Fresh and honest points of view. Hard work. Ambitious people. Discovering new places.
Who is your personal „handcraft jesus“ of all times?!
Julian Schnabel’s way of working with large format instant film taught me a lot. It was jarring to me at first that he didn’t care about the normal things photographers care about; what exactly is in the frame or whether the exposure is perfectly accurate. By using longer exposures he seemed to be more interested in obtaining the essence of what was unfolding in front of the camera rather than recording it in perfect crisp detail.
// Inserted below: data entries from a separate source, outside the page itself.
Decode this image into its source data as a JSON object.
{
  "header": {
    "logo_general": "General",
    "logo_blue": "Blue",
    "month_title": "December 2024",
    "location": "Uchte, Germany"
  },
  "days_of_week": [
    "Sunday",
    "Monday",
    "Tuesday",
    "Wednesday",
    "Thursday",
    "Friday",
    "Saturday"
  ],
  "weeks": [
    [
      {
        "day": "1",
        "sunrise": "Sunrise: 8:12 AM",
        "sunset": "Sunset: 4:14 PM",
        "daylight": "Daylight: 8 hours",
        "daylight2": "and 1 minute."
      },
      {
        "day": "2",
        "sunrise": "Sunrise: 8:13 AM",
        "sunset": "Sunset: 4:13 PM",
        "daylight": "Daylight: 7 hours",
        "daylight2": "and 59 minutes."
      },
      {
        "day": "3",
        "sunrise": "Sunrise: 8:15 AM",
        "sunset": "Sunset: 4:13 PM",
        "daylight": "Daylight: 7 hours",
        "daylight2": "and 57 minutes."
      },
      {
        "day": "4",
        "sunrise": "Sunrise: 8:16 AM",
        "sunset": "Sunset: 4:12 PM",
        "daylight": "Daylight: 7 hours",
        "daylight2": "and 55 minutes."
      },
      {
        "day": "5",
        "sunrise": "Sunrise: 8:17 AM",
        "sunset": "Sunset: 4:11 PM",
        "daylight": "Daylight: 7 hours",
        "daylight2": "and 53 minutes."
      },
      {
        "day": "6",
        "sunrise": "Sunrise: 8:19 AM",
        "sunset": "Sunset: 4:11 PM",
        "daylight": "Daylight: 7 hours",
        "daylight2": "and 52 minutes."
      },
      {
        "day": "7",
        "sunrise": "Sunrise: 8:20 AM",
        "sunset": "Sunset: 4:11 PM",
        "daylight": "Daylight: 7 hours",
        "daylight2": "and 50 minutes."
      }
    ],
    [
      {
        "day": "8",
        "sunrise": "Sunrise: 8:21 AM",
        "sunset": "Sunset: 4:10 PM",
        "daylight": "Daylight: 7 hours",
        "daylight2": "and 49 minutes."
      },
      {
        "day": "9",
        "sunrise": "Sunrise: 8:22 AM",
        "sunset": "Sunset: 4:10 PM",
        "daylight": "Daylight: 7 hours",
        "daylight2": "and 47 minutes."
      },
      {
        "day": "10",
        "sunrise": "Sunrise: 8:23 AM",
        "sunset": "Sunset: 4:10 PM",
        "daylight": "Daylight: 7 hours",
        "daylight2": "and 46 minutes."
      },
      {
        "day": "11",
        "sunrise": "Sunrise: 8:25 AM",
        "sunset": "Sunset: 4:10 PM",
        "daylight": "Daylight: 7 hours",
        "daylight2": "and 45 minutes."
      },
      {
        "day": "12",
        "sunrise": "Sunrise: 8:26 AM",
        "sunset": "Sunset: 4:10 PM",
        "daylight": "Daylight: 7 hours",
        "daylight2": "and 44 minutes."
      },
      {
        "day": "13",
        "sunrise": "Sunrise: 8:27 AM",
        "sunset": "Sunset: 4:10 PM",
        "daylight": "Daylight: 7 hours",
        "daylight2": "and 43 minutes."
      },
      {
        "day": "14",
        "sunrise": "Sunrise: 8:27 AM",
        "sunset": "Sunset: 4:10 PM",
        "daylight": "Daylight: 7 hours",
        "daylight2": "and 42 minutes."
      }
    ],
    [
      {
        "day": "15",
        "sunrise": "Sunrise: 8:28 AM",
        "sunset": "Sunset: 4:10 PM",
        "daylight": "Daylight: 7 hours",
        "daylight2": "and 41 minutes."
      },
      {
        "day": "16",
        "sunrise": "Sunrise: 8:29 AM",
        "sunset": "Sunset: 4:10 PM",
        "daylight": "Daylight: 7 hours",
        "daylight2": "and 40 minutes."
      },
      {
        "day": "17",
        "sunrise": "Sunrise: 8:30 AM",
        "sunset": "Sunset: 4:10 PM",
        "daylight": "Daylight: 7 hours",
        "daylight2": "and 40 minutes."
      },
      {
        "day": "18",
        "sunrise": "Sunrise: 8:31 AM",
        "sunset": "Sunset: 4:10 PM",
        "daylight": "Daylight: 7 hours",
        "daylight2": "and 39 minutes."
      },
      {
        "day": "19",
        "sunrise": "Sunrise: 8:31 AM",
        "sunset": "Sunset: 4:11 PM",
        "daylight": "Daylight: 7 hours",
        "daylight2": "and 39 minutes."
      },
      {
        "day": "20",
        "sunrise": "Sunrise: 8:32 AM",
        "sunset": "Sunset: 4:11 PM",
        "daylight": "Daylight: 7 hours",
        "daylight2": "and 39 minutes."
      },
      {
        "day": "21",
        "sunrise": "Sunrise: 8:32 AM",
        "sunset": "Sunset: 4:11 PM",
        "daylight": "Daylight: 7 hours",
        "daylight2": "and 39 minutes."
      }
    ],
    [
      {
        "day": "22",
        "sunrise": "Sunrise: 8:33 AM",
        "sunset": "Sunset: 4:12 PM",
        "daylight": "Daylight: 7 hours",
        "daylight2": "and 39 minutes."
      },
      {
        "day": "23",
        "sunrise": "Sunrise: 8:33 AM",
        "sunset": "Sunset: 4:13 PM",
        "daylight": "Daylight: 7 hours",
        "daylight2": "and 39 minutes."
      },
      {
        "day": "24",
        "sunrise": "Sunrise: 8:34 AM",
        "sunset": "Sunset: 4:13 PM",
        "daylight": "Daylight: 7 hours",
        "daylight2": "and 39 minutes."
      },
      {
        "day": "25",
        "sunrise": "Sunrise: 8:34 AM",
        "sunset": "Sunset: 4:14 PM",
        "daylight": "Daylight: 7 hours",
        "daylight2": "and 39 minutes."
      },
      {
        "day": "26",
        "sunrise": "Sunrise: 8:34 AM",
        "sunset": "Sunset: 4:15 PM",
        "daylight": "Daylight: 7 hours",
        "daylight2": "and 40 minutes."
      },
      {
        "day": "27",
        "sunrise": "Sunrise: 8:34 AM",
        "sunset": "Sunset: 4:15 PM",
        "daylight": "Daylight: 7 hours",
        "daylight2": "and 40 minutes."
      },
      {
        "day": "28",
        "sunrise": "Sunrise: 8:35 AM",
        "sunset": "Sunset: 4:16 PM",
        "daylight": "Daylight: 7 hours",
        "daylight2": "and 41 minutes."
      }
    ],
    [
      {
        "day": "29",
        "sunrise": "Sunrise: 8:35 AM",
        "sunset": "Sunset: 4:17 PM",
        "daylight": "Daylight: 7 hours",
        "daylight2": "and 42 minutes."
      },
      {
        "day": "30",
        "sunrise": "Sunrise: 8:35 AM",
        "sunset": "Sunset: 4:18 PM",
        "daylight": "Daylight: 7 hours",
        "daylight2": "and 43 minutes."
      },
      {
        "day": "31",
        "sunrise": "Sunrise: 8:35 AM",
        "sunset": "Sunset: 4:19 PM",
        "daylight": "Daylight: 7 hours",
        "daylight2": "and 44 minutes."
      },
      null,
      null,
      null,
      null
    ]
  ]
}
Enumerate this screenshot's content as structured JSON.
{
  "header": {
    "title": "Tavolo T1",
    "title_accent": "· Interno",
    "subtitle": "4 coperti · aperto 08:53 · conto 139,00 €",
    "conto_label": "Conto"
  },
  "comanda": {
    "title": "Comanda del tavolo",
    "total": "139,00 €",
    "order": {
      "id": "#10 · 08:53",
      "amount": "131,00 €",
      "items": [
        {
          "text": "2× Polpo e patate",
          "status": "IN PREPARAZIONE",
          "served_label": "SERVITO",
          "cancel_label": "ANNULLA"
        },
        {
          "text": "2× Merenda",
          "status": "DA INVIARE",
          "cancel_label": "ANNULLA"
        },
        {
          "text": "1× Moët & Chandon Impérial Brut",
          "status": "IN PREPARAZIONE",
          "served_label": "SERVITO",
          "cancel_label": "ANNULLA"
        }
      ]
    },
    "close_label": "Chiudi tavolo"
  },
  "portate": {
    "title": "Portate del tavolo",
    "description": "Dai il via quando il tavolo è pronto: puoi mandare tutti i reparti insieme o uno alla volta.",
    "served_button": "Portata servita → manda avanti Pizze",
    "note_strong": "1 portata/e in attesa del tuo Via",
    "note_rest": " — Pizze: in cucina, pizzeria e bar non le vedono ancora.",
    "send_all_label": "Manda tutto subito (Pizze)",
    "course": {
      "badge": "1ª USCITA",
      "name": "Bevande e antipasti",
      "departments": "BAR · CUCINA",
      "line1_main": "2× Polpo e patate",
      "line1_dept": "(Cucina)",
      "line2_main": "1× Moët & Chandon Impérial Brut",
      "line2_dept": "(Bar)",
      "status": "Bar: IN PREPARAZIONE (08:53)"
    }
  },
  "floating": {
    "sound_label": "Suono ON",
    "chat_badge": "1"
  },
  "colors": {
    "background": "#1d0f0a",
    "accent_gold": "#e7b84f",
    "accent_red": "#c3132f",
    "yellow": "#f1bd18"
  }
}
I also love the humor and wit of Winogrand, the characters of Arbus, the dream-feel of Reversi, and the loose story-telling of Alec Soth [Oh wait, I think I may have just listed a bunch of photographers, whose credentials as handcrafts-people are dubious at best!]
What would you recommend to somebody who wants to start learning your handcraft? How should he/she start?
Instant materials are accessible, jump right in! There are tons of free tutorials and content online as well as workshops that can guide you through basic shooting and give you a starter on the unique & alternative processes possible. If you are interested in larger formats, this requires more commitment and budget to learn all of the specialized equipment and rules of thumb. Find a mentor or an internship, and once you have the basics, experiment wildly.
Edwin Land, the founder of Polaroid, developed instant photography in response to the childlike, challenging question of his daughter as to why she couldn’t see the pictures immediately after he shot them. The first instant films debuted in the late 1940s with the Land Camera Model 95. These films were black and white, peel apart-type film. In 1963 the first instant color film was produced, also a peel-apart-type film. In 1972 the SX-70 camera and the first integral, square-format films went on the market.
Once Polaroid’s instant film entered full production, they marketed their film materials to photographers and non-photographers alike: from the average joe shooting loved ones and family events, to ultra-specific users in the real estate, medical and scientific fields, to commercial photographers using the medium as a proofing film before taking the final shot.
There was also a cult following of artists that Polaroid cultivated and supported - people who loved the materiality of the films and how they rendered the world - the unique color palettes, the malleability of the chemistry and alternative processes possible, the soft detail, the instantaneous way of working, viewing, and reworking, the ‘magic’ moment of the image emerging in less than two minutes, and the uniqueness of a one-of-a-kind print.